Taranaki’s 723,610 ha make up approximately 3% of New Zealand’s total land area and the region is home to around 110,000 people. The Taranaki Region has two distinct landforms – the volcanic ring plain centred on Mount Taranaki (and Egmont National Park) and the dissected Taranaki hill country, over which some 530 named rivers and streams flow. Annual rainfall varies markedly, ranging from less than 1,400 mm in coastal areas to more than 8,000 mm at the summit of Mount Taranaki. About 30% of the region is used for intensive dairying (primarily on the ring plain), 30% for sheep and beef grazing (eastern hill country) and 40% is in indigenous forest and shrub land, mostly within Egmont National Park and areas of the inland hill country.
Taranaki’s rivers, lakes and wetlands support a range of freshwater habitats and ecosystems, including a diversity of plants and animals that live within them. Many uses of fresh water such as water supply, angling and gathering of food including eels, inanga and watercress depend on healthy habitats and ecosystems. Some are home to species that are rare or threatened.
Water is used by agriculture, industry, recreational users and municipal water supply authorities. Many of Taranaki’s rivers, lakes and wetlands are also valued for a variety of amenity values and recreational uses. These include angling, whitebaiting, eeling, swimming, canoeing, rowing, rafting, hunting, outdoor education and training. The waterbodies also have aesthetic and scenic value, and add to the recreational experience of activities such as walking, tramping and picnicking.
Water, like all other natural resources, is considered by Māori to be a taonga (treasure) to be valued, used with respect and passed on to future generations in as good or better condition than at present. Tangata whenua as kaitiaki or guardians have particular interest in the protection and enhancement of water bodies as well as their appropriate use. Particular rivers and lakes have special significance to those iwi and hapu in whose rohe (tribal areas) they are located and to which their identity is inextricably linked.
The Taranaki Regional Council has followed a long process of consultation with tangata whenua throughout the development of its key foundation policy documents for the region, the Regional Policy Statement and the Regional Fresh Water Plan.
The Regional Fresh Water Plan, made operative in 2001 is under review. The plan contains policies, methods and rules to maintain and enhance water quality in Taranaki. Council officers regularly monitor for compliance with the plan and resource consents, and take enforcement action where necessary.
The number of significant discharges from a single point to surface water has declined in recent years and there have been significant investments made by agriculture, industry and the community in waste water treatment and disposal systems. The rate of compliance with consent conditions has averaged around 95% over the past five years.
Discharges from single point sources such as farm dairy oxidation ponds, industrial site stormwater outlets and municipal/industry wastewater treatment facilities generally do not have an impact on catchment water quality. However, runoff and groundwater seepage from intensively farmed agricultural land is spread out and can impact on catchment water quality.

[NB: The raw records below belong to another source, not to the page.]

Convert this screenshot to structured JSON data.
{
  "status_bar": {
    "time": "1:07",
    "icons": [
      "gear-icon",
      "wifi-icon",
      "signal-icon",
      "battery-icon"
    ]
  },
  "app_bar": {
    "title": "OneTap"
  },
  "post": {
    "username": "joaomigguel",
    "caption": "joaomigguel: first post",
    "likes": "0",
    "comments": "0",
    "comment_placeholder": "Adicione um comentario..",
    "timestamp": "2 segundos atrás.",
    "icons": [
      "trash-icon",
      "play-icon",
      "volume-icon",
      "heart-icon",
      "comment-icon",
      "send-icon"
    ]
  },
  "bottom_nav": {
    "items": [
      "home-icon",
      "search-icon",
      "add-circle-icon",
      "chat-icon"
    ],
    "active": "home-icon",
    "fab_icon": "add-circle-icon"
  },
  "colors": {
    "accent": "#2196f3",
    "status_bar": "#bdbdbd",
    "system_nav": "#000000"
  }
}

This led the Taranaki Regional Council to develop a voluntary riparian management strategy in the early 1990s. There has been significant growth in the programme in recent years, with over 4.7 million plants distributed through the programme for streamside planting by June 2017. The programme was recognised with a Ministry for the Environment Green Ribbon Award in June 2013.
At 30 June 2017, Council had prepared 2,687 riparian plans, including more than 99.5% of Taranaki’s 1,721 dairy farms with active or completed riparian plans in place. Taking existing fencing and planting into consideration, 12,685 km (85%) of stream banks recommended for fencing in these plans are now fenced and 8,003 km (70%) of the stream banks recommended for protection with vegetation are now vegetated. The improvement in water quality arising from the new riparian fencing and planting is becoming more apparent as these areas become established. There are also biodiversity benefits from the riparian management and the Regional Council’s pest animal strategies.

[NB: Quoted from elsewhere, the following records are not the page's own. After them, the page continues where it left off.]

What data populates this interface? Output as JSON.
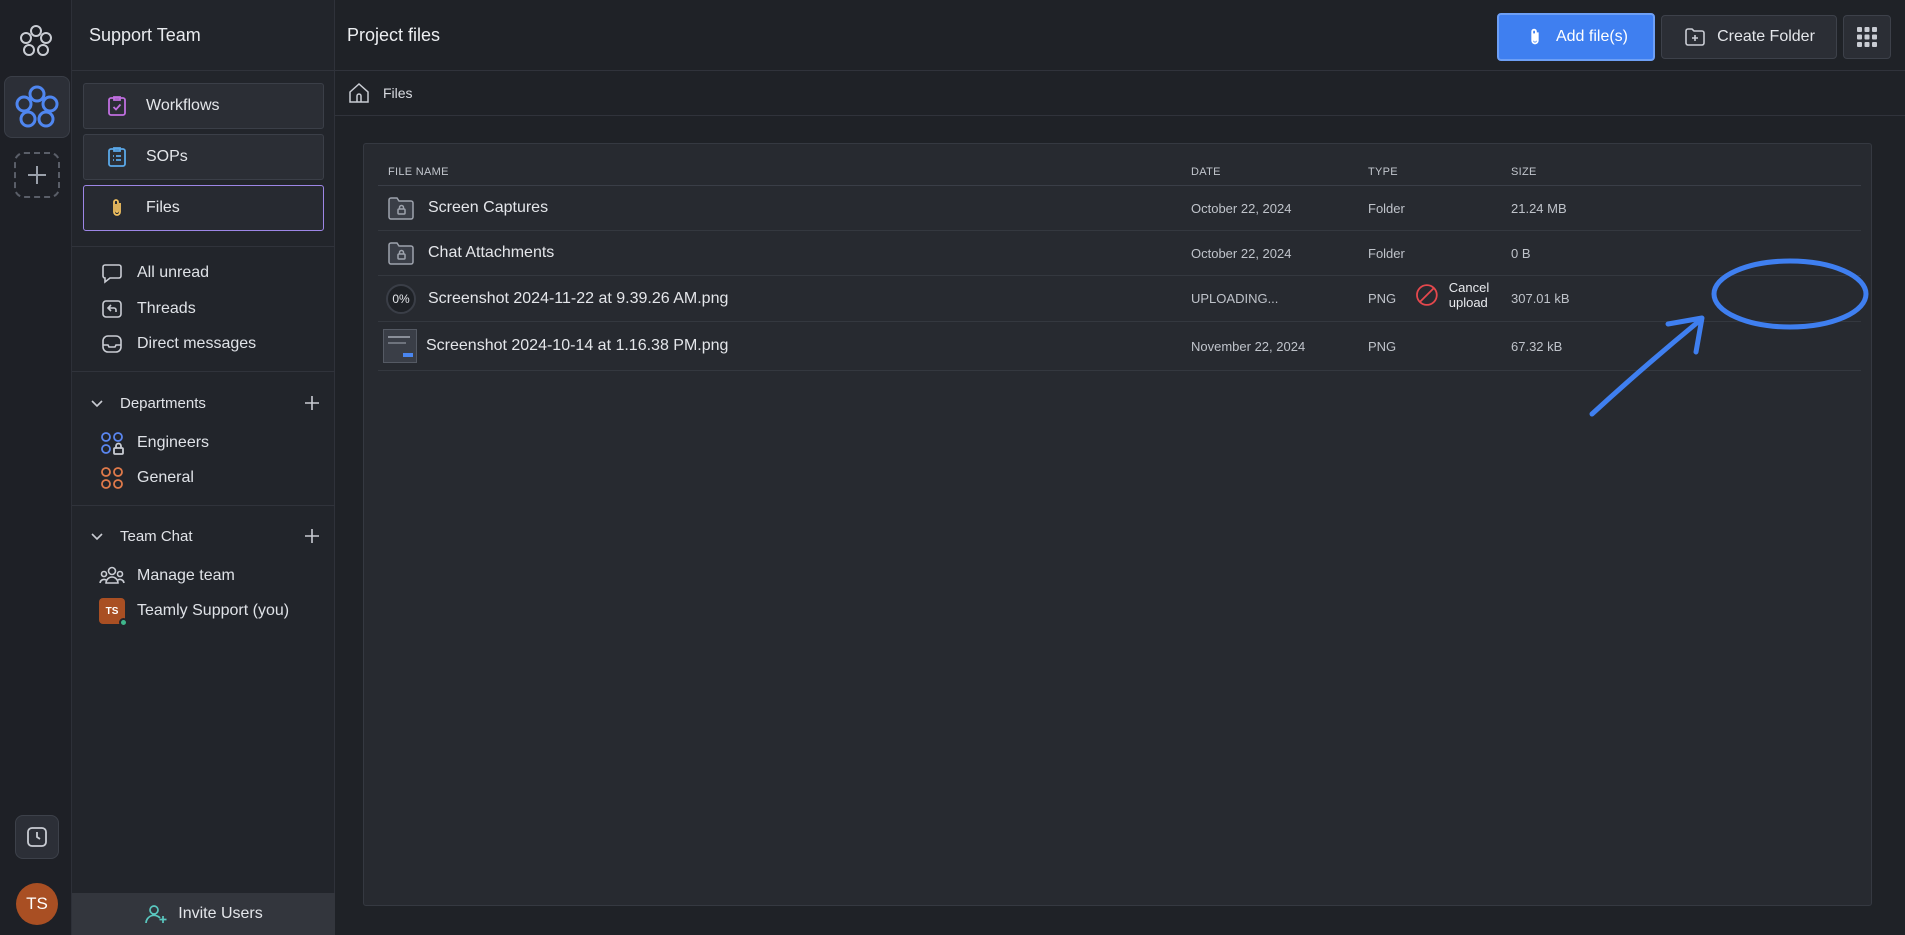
{
  "rail": {
    "avatar_initials": "TS"
  },
  "sidebar": {
    "team_name": "Support Team",
    "nav": [
      {
        "label": "Workflows",
        "icon": "workflow-icon",
        "color": "#c06fe0"
      },
      {
        "label": "SOPs",
        "icon": "sops-icon",
        "color": "#5aa8e8"
      },
      {
        "label": "Files",
        "icon": "paperclip-icon",
        "color": "#f0c060",
        "active": true
      }
    ],
    "items": [
      {
        "label": "All unread",
        "icon": "chat-bubble-icon"
      },
      {
        "label": "Threads",
        "icon": "threads-icon"
      },
      {
        "label": "Direct messages",
        "icon": "inbox-icon"
      }
    ],
    "departments": {
      "title": "Departments",
      "items": [
        {
          "label": "Engineers",
          "icon": "locked-group-icon"
        },
        {
          "label": "General",
          "icon": "group-icon"
        }
      ]
    },
    "team_chat": {
      "title": "Team Chat",
      "items": [
        {
          "label": "Manage team",
          "icon": "team-icon"
        },
        {
          "label": "Teamly Support (you)",
          "avatar": "TS"
        }
      ]
    },
    "invite_label": "Invite Users"
  },
  "main": {
    "title": "Project files",
    "add_files_label": "Add file(s)",
    "create_folder_label": "Create Folder",
    "breadcrumb": "Files",
    "columns": {
      "name": "FILE NAME",
      "date": "DATE",
      "type": "TYPE",
      "size": "SIZE"
    },
    "rows": [
      {
        "name": "Screen Captures",
        "date": "October 22, 2024",
        "type": "Folder",
        "size": "21.24 MB",
        "icon": "locked-folder-icon"
      },
      {
        "name": "Chat Attachments",
        "date": "October 22, 2024",
        "type": "Folder",
        "size": "0 B",
        "icon": "locked-folder-icon"
      },
      {
        "name": "Screenshot 2024-11-22 at 9.39.26 AM.png",
        "date": "UPLOADING...",
        "type": "PNG",
        "size": "307.01 kB",
        "progress": "0%",
        "cancel_label": "Cancel upload"
      },
      {
        "name": "Screenshot 2024-10-14 at 1.16.38 PM.png",
        "date": "November 22, 2024",
        "type": "PNG",
        "size": "67.32 kB",
        "icon": "image-thumbnail"
      }
    ]
  },
  "colors": {
    "accent": "#3f7ff0",
    "annotation": "#3f7ff0",
    "cancel_icon": "#e5484d"
  }
}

Regional water quality has been monitored monthly by the Taranaki Regional Council since 1995 at 11 river sites within seven catchments. These catchments are representative of a range of land uses and pressures on water quality in the region. Three sites have also been monitored by NIWA since 1989 with one of these also monitored by the Regional Council.

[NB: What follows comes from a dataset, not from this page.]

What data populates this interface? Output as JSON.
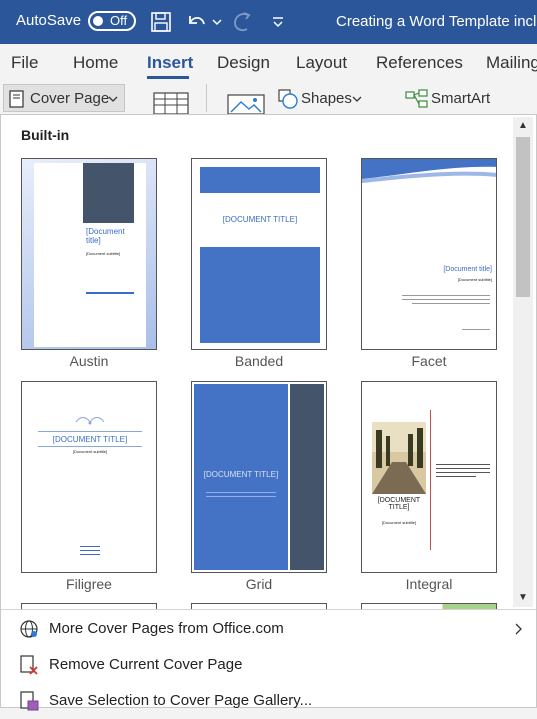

Monitoring has shown that upper catchment sites tend to have better water quality and ecological health compared to those in mid and lower catchments where land use is more developed and stream morphology changes. The ecological health of streams, measured by the state of water-dwelling bugs (macroinvertebrates) has improved at a majority of sites, especially at mid to lower catchment sites. The region’s fresh water generally meets guidelines for bacteria, dissolved oxygen and clarity. Bacteriological pollution and ammonia have improved and are now stable regionally. Taranaki rivers which originate from Mt Taranaki are naturally high in phosphorus. Trends in nutrient concentrations over the last few years are generally stable or improving.
More information on environmental trends in freshwater are available from Taranaki Regional Council's website